Your goal: Could you extract every entry below and reproduce it exactly?

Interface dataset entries
[Start of Attachment]
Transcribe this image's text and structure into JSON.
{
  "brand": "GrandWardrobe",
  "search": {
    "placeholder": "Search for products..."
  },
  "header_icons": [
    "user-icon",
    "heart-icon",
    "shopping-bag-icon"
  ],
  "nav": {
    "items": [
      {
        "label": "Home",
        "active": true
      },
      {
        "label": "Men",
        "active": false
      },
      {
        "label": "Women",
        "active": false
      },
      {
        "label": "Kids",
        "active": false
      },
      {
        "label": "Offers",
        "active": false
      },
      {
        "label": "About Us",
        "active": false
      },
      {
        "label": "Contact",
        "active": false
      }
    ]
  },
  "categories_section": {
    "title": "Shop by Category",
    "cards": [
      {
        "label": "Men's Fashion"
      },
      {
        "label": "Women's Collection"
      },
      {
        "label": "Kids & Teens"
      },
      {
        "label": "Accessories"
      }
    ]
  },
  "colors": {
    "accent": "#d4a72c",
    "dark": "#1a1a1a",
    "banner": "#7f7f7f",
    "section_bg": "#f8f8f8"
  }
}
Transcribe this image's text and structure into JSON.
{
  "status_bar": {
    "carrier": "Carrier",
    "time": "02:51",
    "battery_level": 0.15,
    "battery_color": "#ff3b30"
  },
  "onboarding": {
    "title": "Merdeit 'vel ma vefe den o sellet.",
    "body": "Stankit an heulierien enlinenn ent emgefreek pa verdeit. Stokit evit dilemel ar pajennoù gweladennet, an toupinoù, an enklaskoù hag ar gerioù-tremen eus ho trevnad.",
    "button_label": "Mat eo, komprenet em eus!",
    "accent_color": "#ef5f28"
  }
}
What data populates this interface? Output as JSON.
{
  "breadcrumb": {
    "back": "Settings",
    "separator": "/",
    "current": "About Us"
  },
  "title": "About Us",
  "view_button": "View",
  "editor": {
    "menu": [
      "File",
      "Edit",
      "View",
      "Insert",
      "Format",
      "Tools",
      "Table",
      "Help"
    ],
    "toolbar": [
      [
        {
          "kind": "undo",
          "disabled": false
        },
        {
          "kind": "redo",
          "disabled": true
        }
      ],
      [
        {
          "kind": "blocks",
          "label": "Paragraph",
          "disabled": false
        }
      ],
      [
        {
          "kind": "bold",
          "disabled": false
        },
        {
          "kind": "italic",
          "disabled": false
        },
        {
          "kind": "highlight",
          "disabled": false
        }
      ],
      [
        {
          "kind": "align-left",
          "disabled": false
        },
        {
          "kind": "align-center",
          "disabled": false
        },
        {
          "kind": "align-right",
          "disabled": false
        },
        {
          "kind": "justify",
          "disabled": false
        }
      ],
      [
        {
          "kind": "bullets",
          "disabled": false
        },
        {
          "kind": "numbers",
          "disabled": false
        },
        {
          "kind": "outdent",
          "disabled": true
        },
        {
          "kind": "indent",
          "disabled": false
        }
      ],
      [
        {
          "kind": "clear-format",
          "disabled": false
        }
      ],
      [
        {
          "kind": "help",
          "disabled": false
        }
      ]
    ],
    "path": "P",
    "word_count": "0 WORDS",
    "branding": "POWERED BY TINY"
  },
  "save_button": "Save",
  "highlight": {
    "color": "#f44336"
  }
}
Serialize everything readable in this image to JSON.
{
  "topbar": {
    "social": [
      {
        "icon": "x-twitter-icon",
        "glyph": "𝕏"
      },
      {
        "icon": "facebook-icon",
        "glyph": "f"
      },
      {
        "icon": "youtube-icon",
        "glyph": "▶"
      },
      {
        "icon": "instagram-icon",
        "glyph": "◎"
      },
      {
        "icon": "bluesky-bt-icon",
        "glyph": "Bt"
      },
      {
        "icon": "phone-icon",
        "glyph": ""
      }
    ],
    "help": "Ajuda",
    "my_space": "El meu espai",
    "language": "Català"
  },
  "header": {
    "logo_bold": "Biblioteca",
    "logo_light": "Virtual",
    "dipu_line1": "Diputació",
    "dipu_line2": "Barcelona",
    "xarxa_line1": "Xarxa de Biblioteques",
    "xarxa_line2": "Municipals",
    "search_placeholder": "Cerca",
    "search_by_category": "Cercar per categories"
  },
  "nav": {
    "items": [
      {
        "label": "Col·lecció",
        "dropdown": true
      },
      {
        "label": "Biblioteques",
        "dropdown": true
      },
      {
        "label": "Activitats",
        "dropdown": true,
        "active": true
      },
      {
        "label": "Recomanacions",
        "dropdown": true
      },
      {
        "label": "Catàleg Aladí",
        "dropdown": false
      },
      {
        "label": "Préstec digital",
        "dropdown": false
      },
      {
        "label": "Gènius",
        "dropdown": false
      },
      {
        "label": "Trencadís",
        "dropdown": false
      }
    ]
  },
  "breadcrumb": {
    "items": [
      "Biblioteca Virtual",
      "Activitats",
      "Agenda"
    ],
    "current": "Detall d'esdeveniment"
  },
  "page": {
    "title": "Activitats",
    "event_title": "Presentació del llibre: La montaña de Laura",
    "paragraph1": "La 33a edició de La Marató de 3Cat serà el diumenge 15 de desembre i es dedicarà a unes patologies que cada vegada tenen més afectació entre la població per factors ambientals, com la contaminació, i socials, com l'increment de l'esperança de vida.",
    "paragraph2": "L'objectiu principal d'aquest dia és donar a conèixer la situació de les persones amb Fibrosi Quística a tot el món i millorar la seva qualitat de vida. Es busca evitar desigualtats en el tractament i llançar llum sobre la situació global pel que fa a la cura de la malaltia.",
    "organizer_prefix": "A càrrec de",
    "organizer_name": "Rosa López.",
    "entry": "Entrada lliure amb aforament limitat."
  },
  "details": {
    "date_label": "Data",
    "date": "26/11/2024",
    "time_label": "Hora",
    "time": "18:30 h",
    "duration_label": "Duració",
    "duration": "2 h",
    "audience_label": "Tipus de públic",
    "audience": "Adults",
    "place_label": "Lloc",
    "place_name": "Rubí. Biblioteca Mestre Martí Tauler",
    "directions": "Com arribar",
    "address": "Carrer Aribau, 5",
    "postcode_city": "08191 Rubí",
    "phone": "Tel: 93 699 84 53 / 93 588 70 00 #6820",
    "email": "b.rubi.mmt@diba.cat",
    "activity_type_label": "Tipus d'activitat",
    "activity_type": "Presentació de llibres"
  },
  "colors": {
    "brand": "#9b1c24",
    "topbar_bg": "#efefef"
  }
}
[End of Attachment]
Answer to the problem:
Transcribe this image's text and structure into JSON.
{
  "brand": "GrandWardrobe",
  "search": {
    "placeholder": "Search for products..."
  },
  "header_icons": [
    "user-icon",
    "heart-icon",
    "shopping-bag-icon"
  ],
  "nav": {
    "items": [
      {
        "label": "Home",
        "active": true
      },
      {
        "label": "Men",
        "active": false
      },
      {
        "label": "Women",
        "active": false
      },
      {
        "label": "Kids",
        "active": false
      },
      {
        "label": "Offers",
        "active": false
      },
      {
        "label": "About Us",
        "active": false
      },
      {
        "label": "Contact",
        "active": false
      }
    ]
  },
  "categories_section": {
    "title": "Shop by Category",
    "cards": [
      {
        "label": "Men's Fashion"
      },
      {
        "label": "Women's Collection"
      },
      {
        "label": "Kids & Teens"
      },
      {
        "label": "Accessories"
      }
    ]
  },
  "colors": {
    "accent": "#d4a72c",
    "dark": "#1a1a1a",
    "banner": "#7f7f7f",
    "section_bg": "#f8f8f8"
  }
}
Transcribe this image's text and structure into JSON.
{
  "status_bar": {
    "carrier": "Carrier",
    "time": "02:51",
    "battery_level": 0.15,
    "battery_color": "#ff3b30"
  },
  "onboarding": {
    "title": "Merdeit 'vel ma vefe den o sellet.",
    "body": "Stankit an heulierien enlinenn ent emgefreek pa verdeit. Stokit evit dilemel ar pajennoù gweladennet, an toupinoù, an enklaskoù hag ar gerioù-tremen eus ho trevnad.",
    "button_label": "Mat eo, komprenet em eus!",
    "accent_color": "#ef5f28"
  }
}
What data populates this interface? Output as JSON.
{
  "breadcrumb": {
    "back": "Settings",
    "separator": "/",
    "current": "About Us"
  },
  "title": "About Us",
  "view_button": "View",
  "editor": {
    "menu": [
      "File",
      "Edit",
      "View",
      "Insert",
      "Format",
      "Tools",
      "Table",
      "Help"
    ],
    "toolbar": [
      [
        {
          "kind": "undo",
          "disabled": false
        },
        {
          "kind": "redo",
          "disabled": true
        }
      ],
      [
        {
          "kind": "blocks",
          "label": "Paragraph",
          "disabled": false
        }
      ],
      [
        {
          "kind": "bold",
          "disabled": false
        },
        {
          "kind": "italic",
          "disabled": false
        },
        {
          "kind": "highlight",
          "disabled": false
        }
      ],
      [
        {
          "kind": "align-left",
          "disabled": false
        },
        {
          "kind": "align-center",
          "disabled": false
        },
        {
          "kind": "align-right",
          "disabled": false
        },
        {
          "kind": "justify",
          "disabled": false
        }
      ],
      [
        {
          "kind": "bullets",
          "disabled": false
        },
        {
          "kind": "numbers",
          "disabled": false
        },
        {
          "kind": "outdent",
          "disabled": true
        },
        {
          "kind": "indent",
          "disabled": false
        }
      ],
      [
        {
          "kind": "clear-format",
          "disabled": false
        }
      ],
      [
        {
          "kind": "help",
          "disabled": false
        }
      ]
    ],
    "path": "P",
    "word_count": "0 WORDS",
    "branding": "POWERED BY TINY"
  },
  "save_button": "Save",
  "highlight": {
    "color": "#f44336"
  }
}
Serialize everything readable in this image to JSON.
{
  "topbar": {
    "social": [
      {
        "icon": "x-twitter-icon",
        "glyph": "𝕏"
      },
      {
        "icon": "facebook-icon",
        "glyph": "f"
      },
      {
        "icon": "youtube-icon",
        "glyph": "▶"
      },
      {
        "icon": "instagram-icon",
        "glyph": "◎"
      },
      {
        "icon": "bluesky-bt-icon",
        "glyph": "Bt"
      },
      {
        "icon": "phone-icon",
        "glyph": ""
      }
    ],
    "help": "Ajuda",
    "my_space": "El meu espai",
    "language": "Català"
  },
  "header": {
    "logo_bold": "Biblioteca",
    "logo_light": "Virtual",
    "dipu_line1": "Diputació",
    "dipu_line2": "Barcelona",
    "xarxa_line1": "Xarxa de Biblioteques",
    "xarxa_line2": "Municipals",
    "search_placeholder": "Cerca",
    "search_by_category": "Cercar per categories"
  },
  "nav": {
    "items": [
      {
        "label": "Col·lecció",
        "dropdown": true
      },
      {
        "label": "Biblioteques",
        "dropdown": true
      },
      {
        "label": "Activitats",
        "dropdown": true,
        "active": true
      },
      {
        "label": "Recomanacions",
        "dropdown": true
      },
      {
        "label": "Catàleg Aladí",
        "dropdown": false
      },
      {
        "label": "Préstec digital",
        "dropdown": false
      },
      {
        "label": "Gènius",
        "dropdown": false
      },
      {
        "label": "Trencadís",
        "dropdown": false
      }
    ]
  },
  "breadcrumb": {
    "items": [
      "Biblioteca Virtual",
      "Activitats",
      "Agenda"
    ],
    "current": "Detall d'esdeveniment"
  },
  "page": {
    "title": "Activitats",
    "event_title": "Presentació del llibre: La montaña de Laura",
    "paragraph1": "La 33a edició de La Marató de 3Cat serà el diumenge 15 de desembre i es dedicarà a unes patologies que cada vegada tenen més afectació entre la població per factors ambientals, com la contaminació, i socials, com l'increment de l'esperança de vida.",
    "paragraph2": "L'objectiu principal d'aquest dia és donar a conèixer la situació de les persones amb Fibrosi Quística a tot el món i millorar la seva qualitat de vida. Es busca evitar desigualtats en el tractament i llançar llum sobre la situació global pel que fa a la cura de la malaltia.",
    "organizer_prefix": "A càrrec de",
    "organizer_name": "Rosa López.",
    "entry": "Entrada lliure amb aforament limitat."
  },
  "details": {
    "date_label": "Data",
    "date": "26/11/2024",
    "time_label": "Hora",
    "time": "18:30 h",
    "duration_label": "Duració",
    "duration": "2 h",
    "audience_label": "Tipus de públic",
    "audience": "Adults",
    "place_label": "Lloc",
    "place_name": "Rubí. Biblioteca Mestre Martí Tauler",
    "directions": "Com arribar",
    "address": "Carrer Aribau, 5",
    "postcode_city": "08191 Rubí",
    "phone": "Tel: 93 699 84 53 / 93 588 70 00 #6820",
    "email": "b.rubi.mmt@diba.cat",
    "activity_type_label": "Tipus d'activitat",
    "activity_type": "Presentació de llibres"
  },
  "colors": {
    "brand": "#9b1c24",
    "topbar_bg": "#efefef"
  }
}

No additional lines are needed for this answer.